Sylvester Beige Tumbled 1x1 Marble Mosaic
Glacier Honed Marble
Glacier Honed Marble Tile
Talya Decorative Marble
Yildiz Dolomite, Skyline Vein Cut Multi Finish Marble Waterjet Decos
- There are situations where the grout and its joint add to slip resistance. A classic example is a shower floor composed of 1” x 1” or 2” x 2” mosaic tile where this cementitious material every inch or two inches provides a lot of “grab”.
Let’s Talk About Color
Choosing the grout color you want to use can be a difficult choice. There are many options available, but you should also think about how your grout lines will affect the design of the room overall and how much maintenance they will require. A lighter color, for instance, may make stains in your lines more noticeable and require more upkeep to keep clean.
Darker grout lines can help to conceal these stains and any additional dirt buildup, but they can also be more prone to fading and can make your room appear more “worn” sooner.
If you want your tiles’ color or pattern to catch people’s attention and command it, we advise
To help further answer the question; it is wise to talk about color. The oldest solution is the gray joint color on the terracotta floor immediately above. Another approach is to blend it with the color value of the tile. Our Marsala Classic Tile clearly illustrates this. This is probably the safest and easiest.
Marsala Classic Baldosa Tile
Catania Classic Glazed Ceramic Tile
Marsala Classic Baldosa Tile
Palermo Classic Glazed Ceramic Tile
Marsala Classic Baldosa Tile
Modica Classic Glazed Ceramic Tile
Lastly, is to contrast the color of the joint and the field tile. This idea may have a downside given that grout is usually “smeared” over the face of the tile in the process of working the grout into the joints. Consider what a black grout might look like if left too long on the face of your awesome white ceramic tile.

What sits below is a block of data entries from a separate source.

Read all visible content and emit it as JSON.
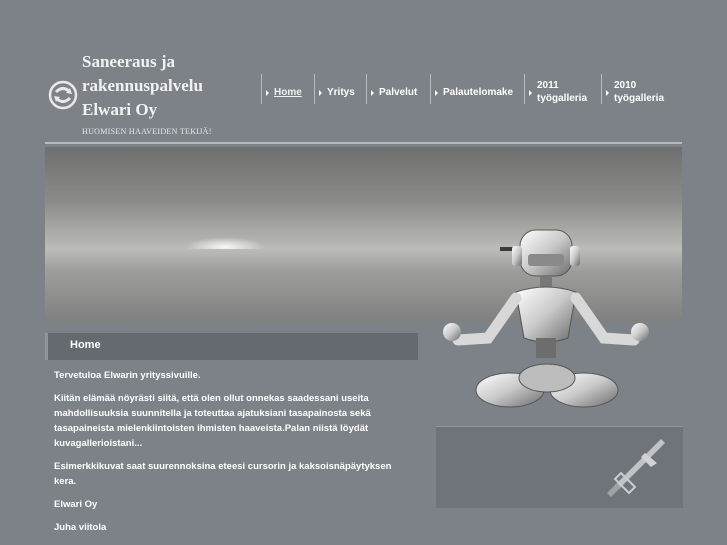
{
  "brand": {
    "name_line1": "Saneeraus ja",
    "name_line2": "rakennuspalvelu",
    "name_line3": "Elwari Oy",
    "tagline": "HUOMISEN HAAVEIDEN TEKIJÄ!"
  },
  "nav": {
    "items": [
      {
        "line1": "Home",
        "line2": ""
      },
      {
        "line1": "Yritys",
        "line2": ""
      },
      {
        "line1": "Palvelut",
        "line2": ""
      },
      {
        "line1": "Palautelomake",
        "line2": ""
      },
      {
        "line1": "2011",
        "line2": "työgalleria"
      },
      {
        "line1": "2010",
        "line2": "työgalleria"
      }
    ]
  },
  "section": {
    "title": "Home"
  },
  "content": {
    "p1": "Tervetuloa Elwarin yrityssivuille.",
    "p2": "Kiitän elämää nöyrästi siitä, että olen ollut onnekas saadessani useita mahdollisuuksia suunnitella ja toteuttaa ajatuksiani  tasapainosta sekä tasapaineista mielenkiintoisten ihmisten  haaveista.Palan niistä löydät kuvagallerioistani...",
    "p3": "Esimerkkikuvat saat suurennoksina eteesi cursorin ja kaksoisnäpäytyksen kera.",
    "p4": "Elwari Oy",
    "p5": "Juha viitola"
  },
  "colors": {
    "page_bg": "#7c8287",
    "bar_bg": "#646a6f",
    "text": "#ffffff"
  },
  "icons": {
    "logo": "circular-arrows-icon",
    "nav_bullet": "triangle-right-icon",
    "side_logo": "sword-emblem-icon"
  }
}
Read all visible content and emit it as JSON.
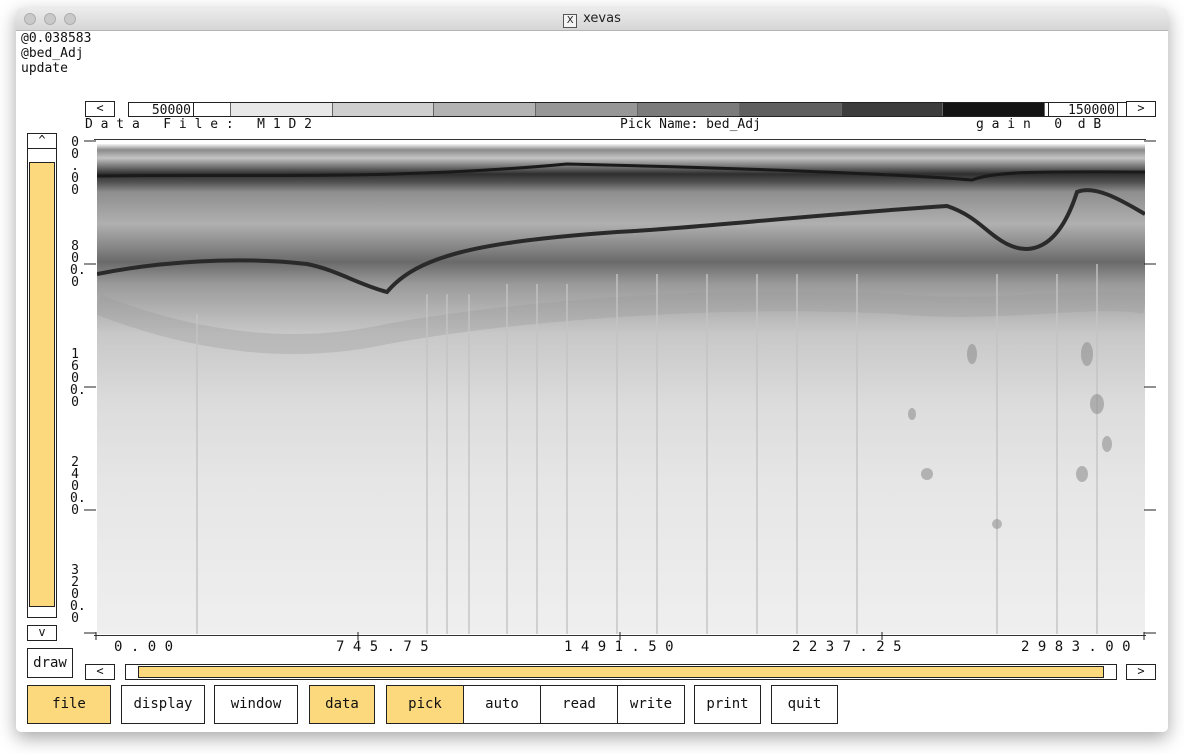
{
  "window": {
    "title": "xevas"
  },
  "status": {
    "lines": [
      "@0.038583",
      "@bed_Adj",
      "update"
    ]
  },
  "colorbar": {
    "left_arrow": "<",
    "right_arrow": ">",
    "min": "50000",
    "max": "150000"
  },
  "info": {
    "data_file": "D a t a   F i l e :   M 1 D 2",
    "pick_name": "Pick Name: bed_Adj",
    "gain": "g a i n   0  d B"
  },
  "yaxis": {
    "labels": [
      {
        "text": "0"
      },
      {
        "text": "800.0"
      },
      {
        "text": "1600.0"
      },
      {
        "text": "2400.0"
      },
      {
        "text": "3200.0"
      }
    ],
    "top_label": "0\n.\n0\n0"
  },
  "vscroll": {
    "up_arrow": "^",
    "down_arrow": "v",
    "draw_label": "draw"
  },
  "xaxis": {
    "labels": [
      "0 . 0 0",
      "7 4 5 . 7 5",
      "1 4 9 1 . 5 0",
      "2 2 3 7 . 2 5",
      "2 9 8 3 . 0 0"
    ]
  },
  "hscroll": {
    "left_arrow": "<",
    "right_arrow": ">"
  },
  "toolbar": {
    "file": "file",
    "display": "display",
    "window": "window",
    "data": "data",
    "pick": "pick",
    "auto": "auto",
    "read": "read",
    "write": "write",
    "print": "print",
    "quit": "quit"
  },
  "colors": {
    "accent": "#fcd97c",
    "frame": "#222222"
  }
}
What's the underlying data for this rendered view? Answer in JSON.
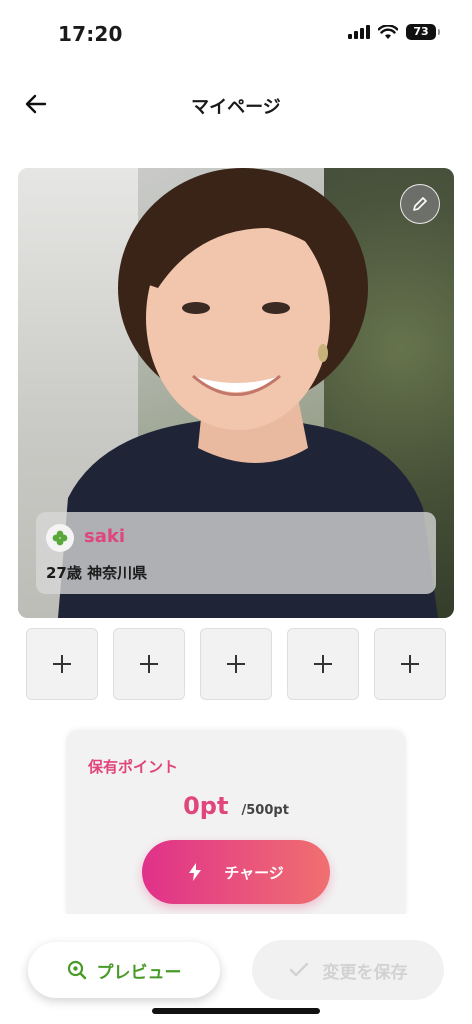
{
  "status_bar": {
    "time": "17:20",
    "battery": "73"
  },
  "header": {
    "title": "マイページ"
  },
  "profile": {
    "name": "saki",
    "meta": "27歳  神奈川県"
  },
  "photo_slots": [
    "+",
    "+",
    "+",
    "+",
    "+"
  ],
  "points": {
    "label": "保有ポイント",
    "value": "0pt",
    "max": "/500pt",
    "charge_label": "チャージ"
  },
  "bottom": {
    "preview_label": "プレビュー",
    "save_label": "変更を保存"
  },
  "colors": {
    "accent_pink": "#e0457b",
    "preview_green": "#4a9a2a",
    "charge_start": "#e0318a",
    "charge_end": "#f07070"
  }
}
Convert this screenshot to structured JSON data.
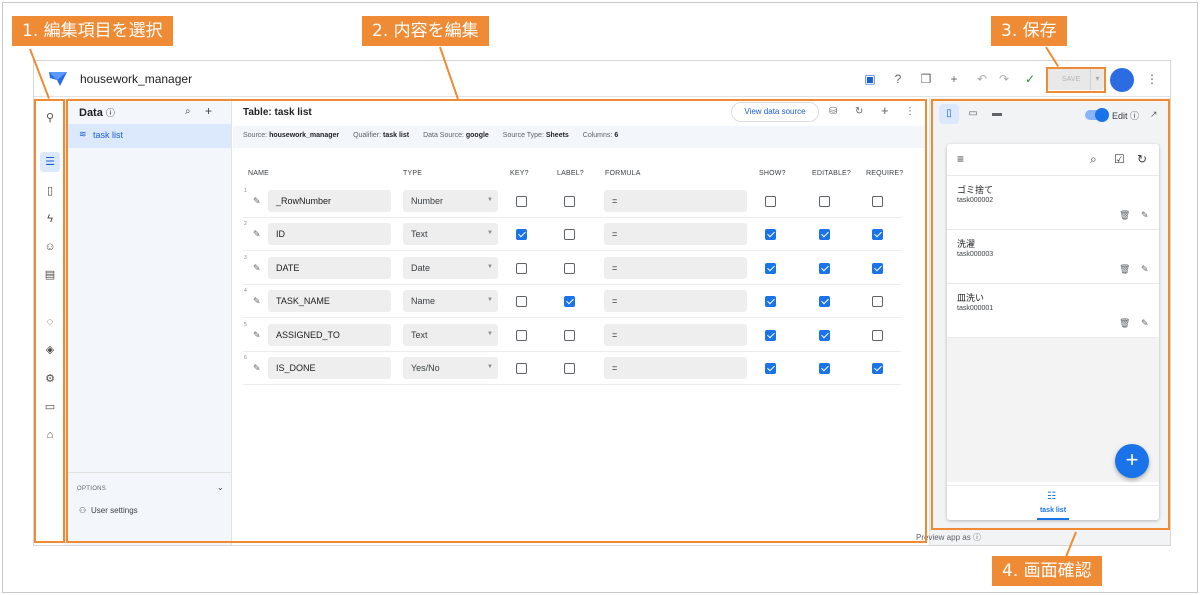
{
  "header": {
    "app_name": "housework_manager",
    "save_label": "SAVE"
  },
  "data_panel": {
    "title": "Data",
    "tables": [
      {
        "label": "task list"
      }
    ],
    "options_label": "OPTIONS",
    "user_settings_label": "User settings"
  },
  "main": {
    "title": "Table: task list",
    "view_data_source": "View data source",
    "info": {
      "source_label": "Source:",
      "source": "housework_manager",
      "qualifier_label": "Qualifier:",
      "qualifier": "task list",
      "data_source_label": "Data Source:",
      "data_source": "google",
      "source_type_label": "Source Type:",
      "source_type": "Sheets",
      "columns_label": "Columns:",
      "columns": "6"
    },
    "column_headers": {
      "name": "NAME",
      "type": "TYPE",
      "key": "KEY?",
      "label": "LABEL?",
      "formula": "FORMULA",
      "show": "SHOW?",
      "editable": "EDITABLE?",
      "require": "REQUIRE?"
    },
    "rows": [
      {
        "num": "1",
        "name": "_RowNumber",
        "type": "Number",
        "formula": "=",
        "key": false,
        "label": false,
        "show": false,
        "editable": false,
        "require": false
      },
      {
        "num": "2",
        "name": "ID",
        "type": "Text",
        "formula": "=",
        "key": true,
        "label": false,
        "show": true,
        "editable": true,
        "require": true
      },
      {
        "num": "3",
        "name": "DATE",
        "type": "Date",
        "formula": "=",
        "key": false,
        "label": false,
        "show": true,
        "editable": true,
        "require": true
      },
      {
        "num": "4",
        "name": "TASK_NAME",
        "type": "Name",
        "formula": "=",
        "key": false,
        "label": true,
        "show": true,
        "editable": true,
        "require": false
      },
      {
        "num": "5",
        "name": "ASSIGNED_TO",
        "type": "Text",
        "formula": "=",
        "key": false,
        "label": false,
        "show": true,
        "editable": true,
        "require": false
      },
      {
        "num": "6",
        "name": "IS_DONE",
        "type": "Yes/No",
        "formula": "=",
        "key": false,
        "label": false,
        "show": true,
        "editable": true,
        "require": true
      }
    ]
  },
  "preview": {
    "edit_label": "Edit",
    "items": [
      {
        "title": "ゴミ捨て",
        "id": "task000002"
      },
      {
        "title": "洗濯",
        "id": "task000003"
      },
      {
        "title": "皿洗い",
        "id": "task000001"
      }
    ],
    "nav_label": "task list",
    "preview_as": "Preview app as"
  },
  "annotations": {
    "step1": "1. 編集項目を選択",
    "step2": "2. 内容を編集",
    "step3": "3. 保存",
    "step4": "4. 画面確認"
  },
  "colors": {
    "accent": "#ef8a35",
    "primary": "#1a73e8"
  }
}
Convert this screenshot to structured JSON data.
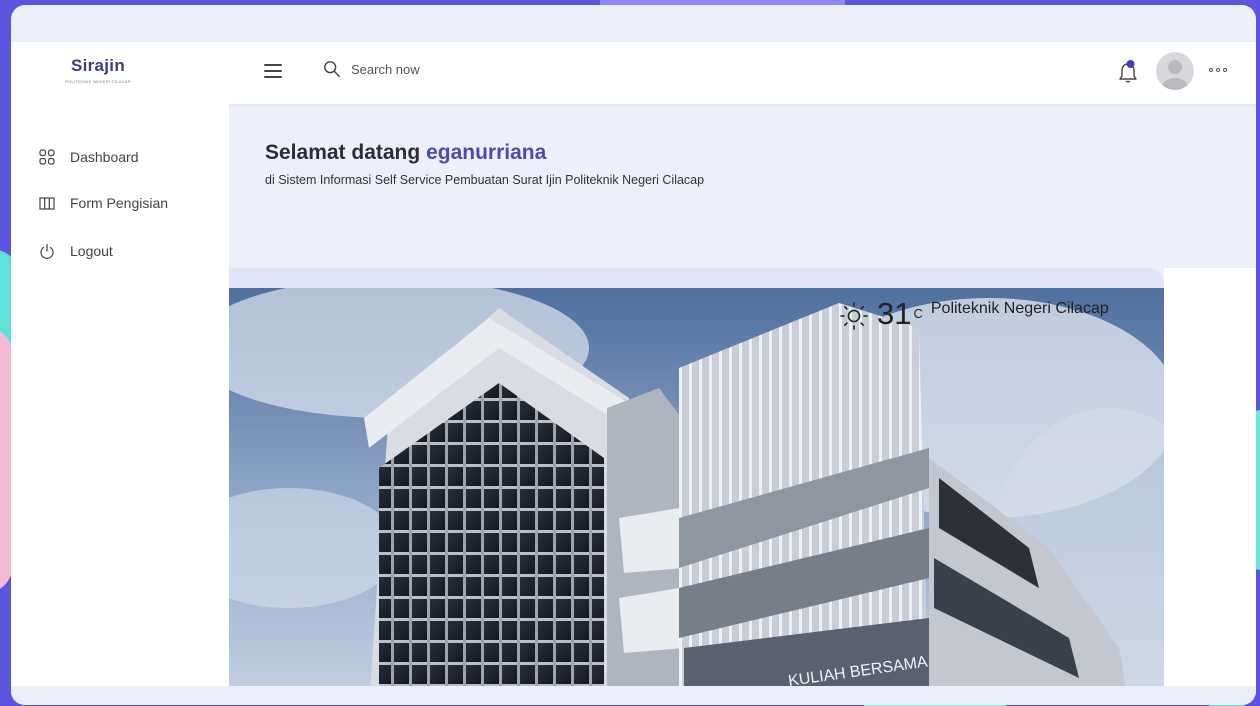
{
  "app": {
    "logo_text": "Sirajin",
    "logo_subtitle": "POLITEKNIK NEGERI CILACAP"
  },
  "topbar": {
    "search_placeholder": "Search now",
    "icons": [
      "menu-icon",
      "search-icon",
      "bell-icon",
      "avatar",
      "more-icon"
    ],
    "notification_color": "#3d3fb5"
  },
  "sidebar": {
    "items": [
      {
        "label": "Dashboard",
        "icon": "grid-icon"
      },
      {
        "label": "Form Pengisian",
        "icon": "columns-icon"
      },
      {
        "label": "Logout",
        "icon": "power-icon"
      }
    ]
  },
  "main": {
    "greeting": "Selamat datang",
    "username": "eganurriana",
    "subtitle": "di Sistem Informasi Self Service Pembuatan Surat Ijin Politeknik Negeri Cilacap"
  },
  "weather": {
    "icon": "sun-icon",
    "temperature": "31",
    "unit": "C",
    "location": "Politeknik Negeri Cilacap"
  },
  "building_sign": "KULIAH BERSAMA",
  "colors": {
    "accent": "#4b4bb0",
    "background": "#5b55e0",
    "panel": "#edf0fa"
  }
}
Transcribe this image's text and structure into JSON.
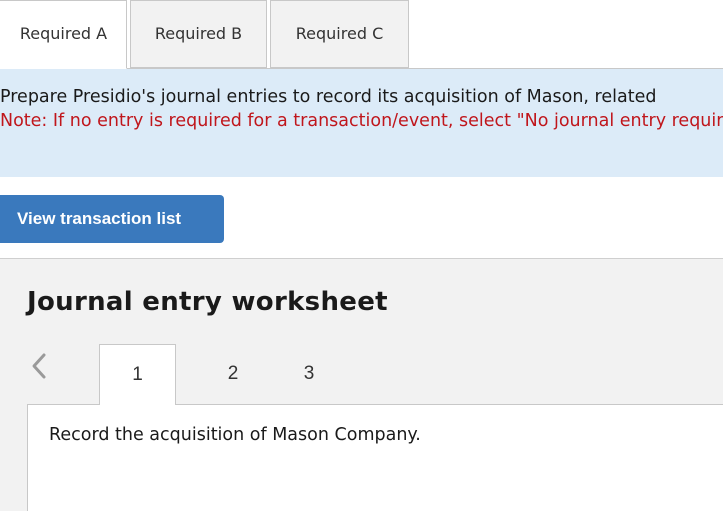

We hope this post has done a reasonable job of answering the what is grout query. Thank you very much for reading!